The First Self-Driving Truck Takes To The Streets Of Nevada

But can it fight the Decepticons?
Freightliner Inspiration
The first truck with autonomous capabilities was licensed to drive on public roads yesterday. Freightliner

Last night at the Hoover Dam, the first licensed self-driving truck was unveiled to the world, begging the question: are there Autobots among us?

Not quite, though the Freightliner Inspiration does aspire to transform the trucking industry. The new truck is able to drive on highways with the rest of us, keeping to the speed limit, staying in its lane, and slowing down when construction or traffic jams clog up the works.

The truck uses two kinds of radar and numerous cameras to figure out where to go and where other cars on the road are. The long-range radar keeps an eye on what’s happening on the road up to 830 feet away, while the short-range radar tracks movements of other cars within a 230 foot range. A camera in the front of the truck can detect lane lines on the road.

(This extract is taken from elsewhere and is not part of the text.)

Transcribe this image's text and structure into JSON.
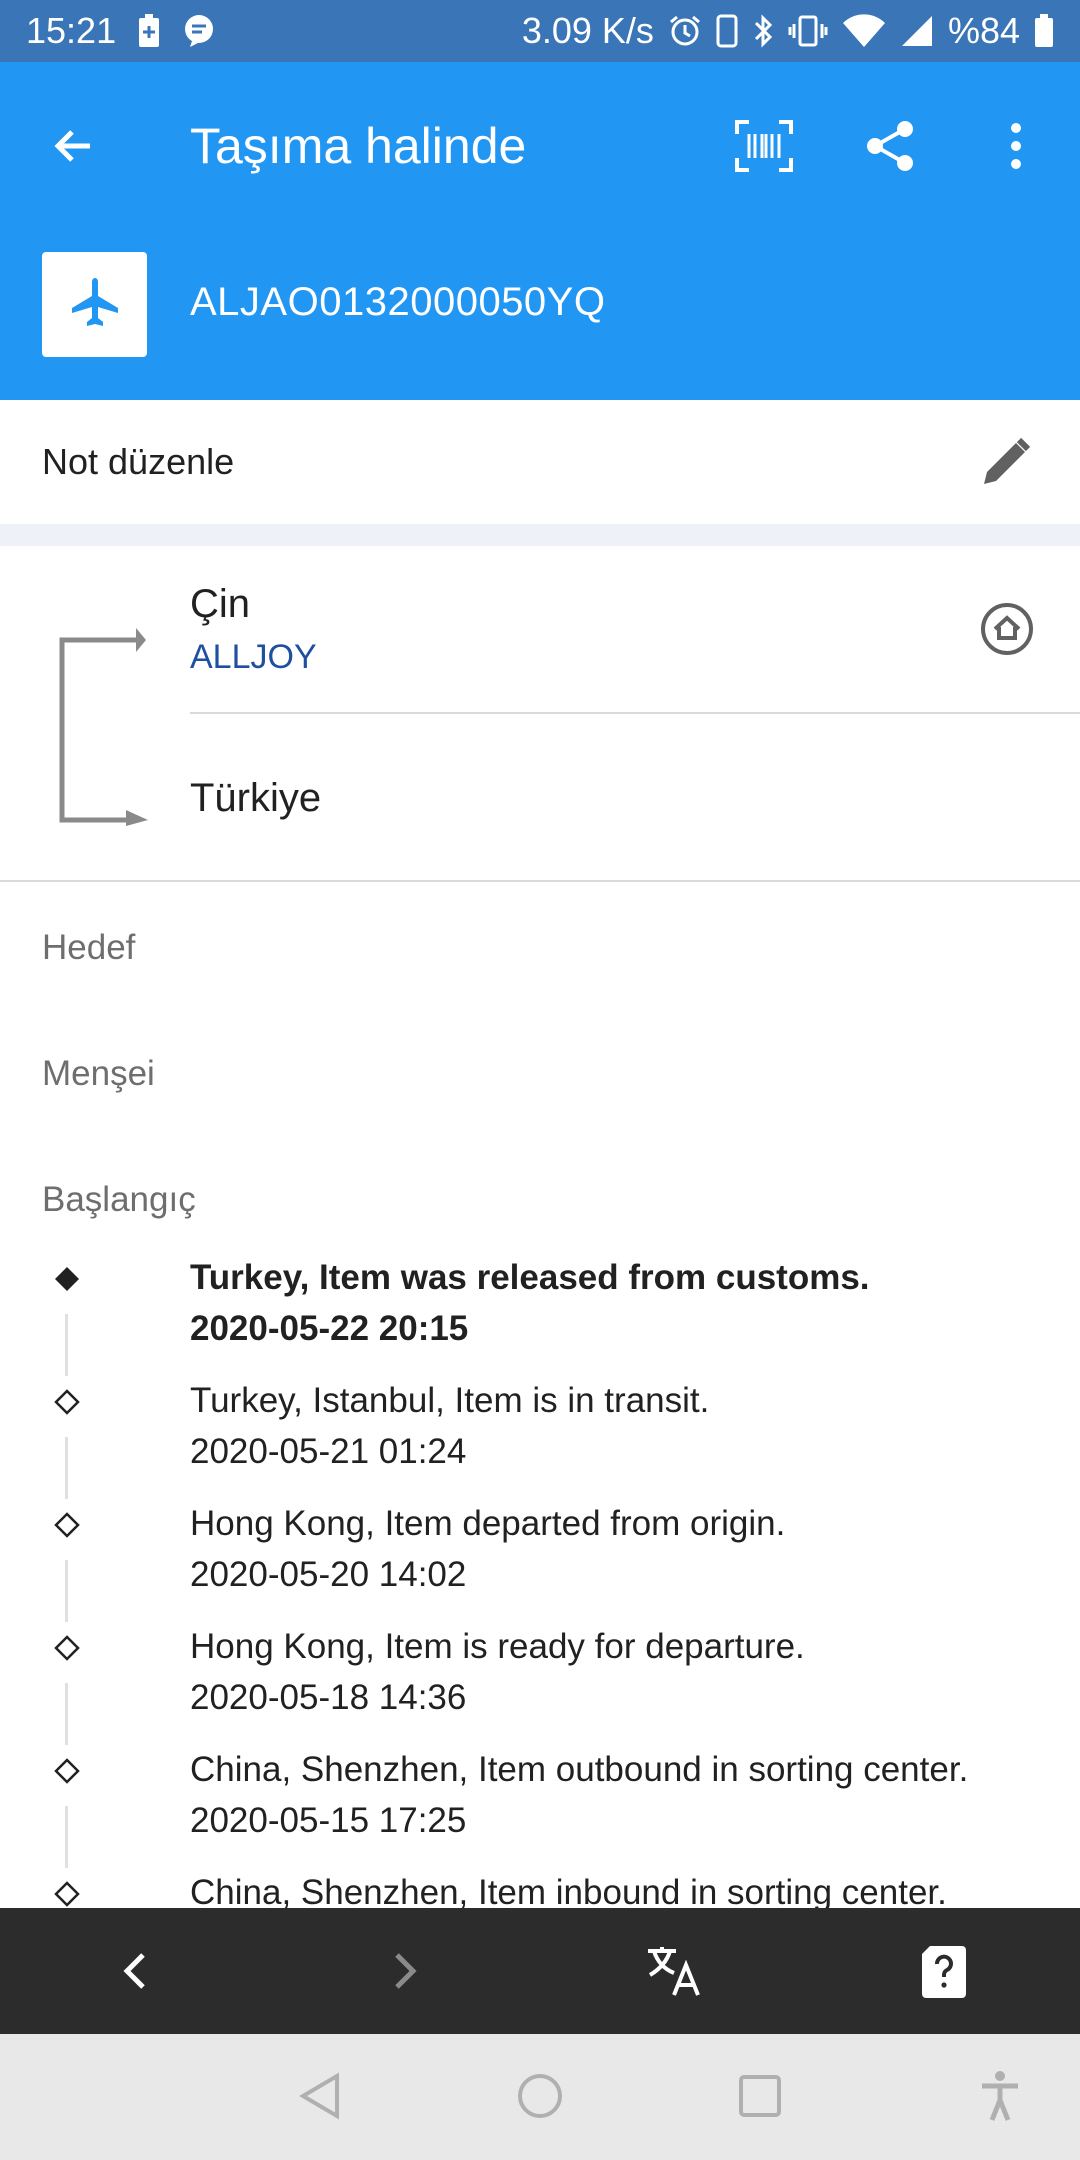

But even with all that technology, a driver with a commercial license still has to be in the cab, ready to take over if driving conditions get bad, or the truck has to exit the highway–because the truck can only be driven in autonomous mode on highways, not local roads.

By diverting some of the more monotonous tasks of driving to a machine, Freightliner (owned by Daimler) hopes that truck drivers can be less stressed and more alert, even on long hauls. But it might be a while before you see one of the Freightliner Inspirations on the road. There are only two licensed, and both are operating in Nevada, one of just four states (plus the District of Columbia) that has developed laws regulating autonomous vehicles.